Reproduce the complete set of records exactly. No picture is to appear in the copy.

Data about app and page elements:
==============================
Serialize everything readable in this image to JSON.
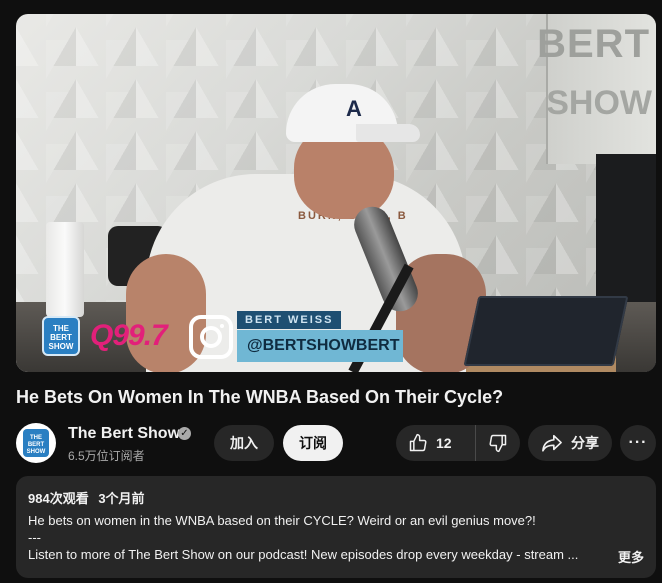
{
  "video": {
    "overlay": {
      "station_logo": "Q99.7",
      "bert_logo_text": "THE BERT SHOW",
      "handle_label": "BERT WEISS",
      "handle": "@BERTSHOWBERT",
      "shirt_text": "BURN, BURN, B",
      "wall_sign_1": "BERT",
      "wall_sign_2": "SHOW",
      "cap_logo": "A"
    }
  },
  "title": "He Bets On Women In The WNBA Based On Their Cycle?",
  "channel": {
    "name": "The Bert Show",
    "subscribers": "6.5万位订阅者",
    "avatar_text": "THE BERT SHOW"
  },
  "actions": {
    "join_label": "加入",
    "subscribe_label": "订阅",
    "like_count": "12",
    "share_label": "分享",
    "more_label": "···"
  },
  "description": {
    "views": "984次观看",
    "date": "3个月前",
    "line1": "He bets on women in the WNBA based on their CYCLE? Weird or an evil genius move?!",
    "line2": "---",
    "line3": "Listen to more of The Bert Show on our podcast! New episodes drop every weekday - stream ...",
    "more_link": "更多"
  },
  "colors": {
    "background": "#0f0f0f",
    "pill": "#272727",
    "subscribe_bg": "#f1f1f1",
    "text_secondary": "#aaaaaa"
  },
  "icons": {
    "like": "thumbs-up-icon",
    "dislike": "thumbs-down-icon",
    "share": "share-arrow-icon",
    "verified": "verified-check-icon",
    "more": "more-horizontal-icon"
  }
}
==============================
(Finished task):
Serialize everything readable in this image to JSON.
{
  "video": {
    "overlay": {
      "station_logo": "Q99.7",
      "bert_logo_text": "THE BERT SHOW",
      "handle_label": "BERT WEISS",
      "handle": "@BERTSHOWBERT",
      "shirt_text": "BURN, BURN, B",
      "wall_sign_1": "BERT",
      "wall_sign_2": "SHOW",
      "cap_logo": "A"
    }
  },
  "title": "He Bets On Women In The WNBA Based On Their Cycle?",
  "channel": {
    "name": "The Bert Show",
    "subscribers": "6.5万位订阅者",
    "avatar_text": "THE BERT SHOW"
  },
  "actions": {
    "join_label": "加入",
    "subscribe_label": "订阅",
    "like_count": "12",
    "share_label": "分享",
    "more_label": "···"
  },
  "description": {
    "views": "984次观看",
    "date": "3个月前",
    "line1": "He bets on women in the WNBA based on their CYCLE? Weird or an evil genius move?!",
    "line2": "---",
    "line3": "Listen to more of The Bert Show on our podcast! New episodes drop every weekday - stream ...",
    "more_link": "更多"
  },
  "colors": {
    "background": "#0f0f0f",
    "pill": "#272727",
    "subscribe_bg": "#f1f1f1",
    "text_secondary": "#aaaaaa"
  },
  "icons": {
    "like": "thumbs-up-icon",
    "dislike": "thumbs-down-icon",
    "share": "share-arrow-icon",
    "verified": "verified-check-icon",
    "more": "more-horizontal-icon"
  }
}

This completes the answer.